ASSIGNED TASK: Go through the entries below and pick out every line with "JSON".

DATA TO USE:
┄┄┄┄┄┄┄┄┄┄

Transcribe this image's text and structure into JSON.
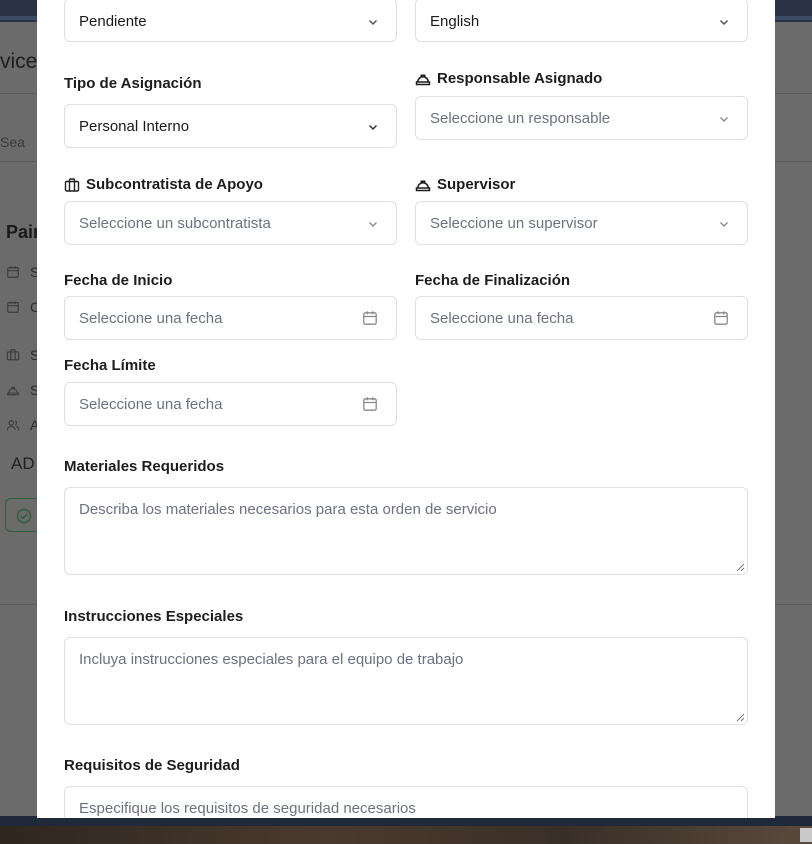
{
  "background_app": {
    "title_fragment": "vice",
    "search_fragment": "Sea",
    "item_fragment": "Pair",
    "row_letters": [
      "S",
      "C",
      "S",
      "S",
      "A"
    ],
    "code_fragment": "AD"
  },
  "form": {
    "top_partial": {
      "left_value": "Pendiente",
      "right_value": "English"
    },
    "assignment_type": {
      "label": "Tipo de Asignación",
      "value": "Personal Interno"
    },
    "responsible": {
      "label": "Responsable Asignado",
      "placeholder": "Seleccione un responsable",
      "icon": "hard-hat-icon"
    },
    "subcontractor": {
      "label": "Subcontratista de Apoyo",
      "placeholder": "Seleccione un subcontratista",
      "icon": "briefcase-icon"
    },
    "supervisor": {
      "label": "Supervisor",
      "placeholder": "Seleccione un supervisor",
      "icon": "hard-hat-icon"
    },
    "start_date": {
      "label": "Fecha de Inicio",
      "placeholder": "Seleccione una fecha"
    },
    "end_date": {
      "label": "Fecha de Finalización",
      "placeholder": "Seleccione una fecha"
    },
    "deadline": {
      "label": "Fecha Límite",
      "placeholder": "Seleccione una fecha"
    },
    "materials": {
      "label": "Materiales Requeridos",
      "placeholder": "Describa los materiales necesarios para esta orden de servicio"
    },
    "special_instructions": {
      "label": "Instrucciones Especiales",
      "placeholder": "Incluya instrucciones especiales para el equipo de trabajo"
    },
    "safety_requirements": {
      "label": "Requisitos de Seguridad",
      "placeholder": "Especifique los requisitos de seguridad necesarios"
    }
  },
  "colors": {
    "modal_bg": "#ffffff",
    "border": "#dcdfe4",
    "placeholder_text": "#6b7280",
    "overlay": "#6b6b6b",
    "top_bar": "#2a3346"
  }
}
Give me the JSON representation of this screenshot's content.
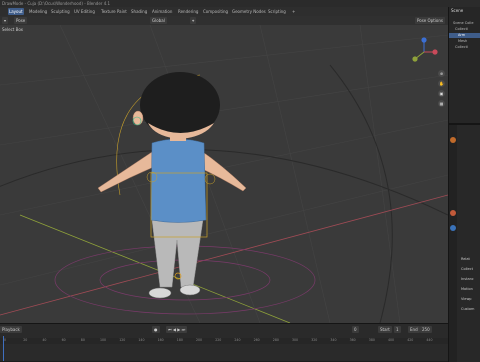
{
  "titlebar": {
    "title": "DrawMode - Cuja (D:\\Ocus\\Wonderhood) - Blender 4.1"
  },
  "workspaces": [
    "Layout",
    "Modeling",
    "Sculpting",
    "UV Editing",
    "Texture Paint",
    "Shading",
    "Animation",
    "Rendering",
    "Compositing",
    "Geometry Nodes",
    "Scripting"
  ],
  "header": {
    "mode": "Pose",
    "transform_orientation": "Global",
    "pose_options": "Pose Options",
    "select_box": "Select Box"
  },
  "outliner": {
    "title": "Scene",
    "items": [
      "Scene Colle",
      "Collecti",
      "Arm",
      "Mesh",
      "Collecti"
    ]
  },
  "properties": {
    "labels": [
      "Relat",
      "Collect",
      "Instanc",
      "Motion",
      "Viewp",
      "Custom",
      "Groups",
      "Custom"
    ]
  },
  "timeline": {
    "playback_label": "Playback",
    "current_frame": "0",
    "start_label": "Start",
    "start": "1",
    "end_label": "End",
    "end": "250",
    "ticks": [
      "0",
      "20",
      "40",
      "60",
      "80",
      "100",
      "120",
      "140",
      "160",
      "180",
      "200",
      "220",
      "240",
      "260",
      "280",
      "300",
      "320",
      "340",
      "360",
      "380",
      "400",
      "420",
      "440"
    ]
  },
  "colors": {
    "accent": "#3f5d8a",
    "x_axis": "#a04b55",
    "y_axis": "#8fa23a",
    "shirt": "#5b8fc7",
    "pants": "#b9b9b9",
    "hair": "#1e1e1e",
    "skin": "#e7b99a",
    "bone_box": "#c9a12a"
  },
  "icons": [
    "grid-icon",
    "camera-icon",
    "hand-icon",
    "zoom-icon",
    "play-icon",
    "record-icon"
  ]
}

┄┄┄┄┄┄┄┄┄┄

OUTPUT FOR THIS TASK:
Transcribe this image's text and structure into JSON.
Give me the JSON representation of this screenshot's content.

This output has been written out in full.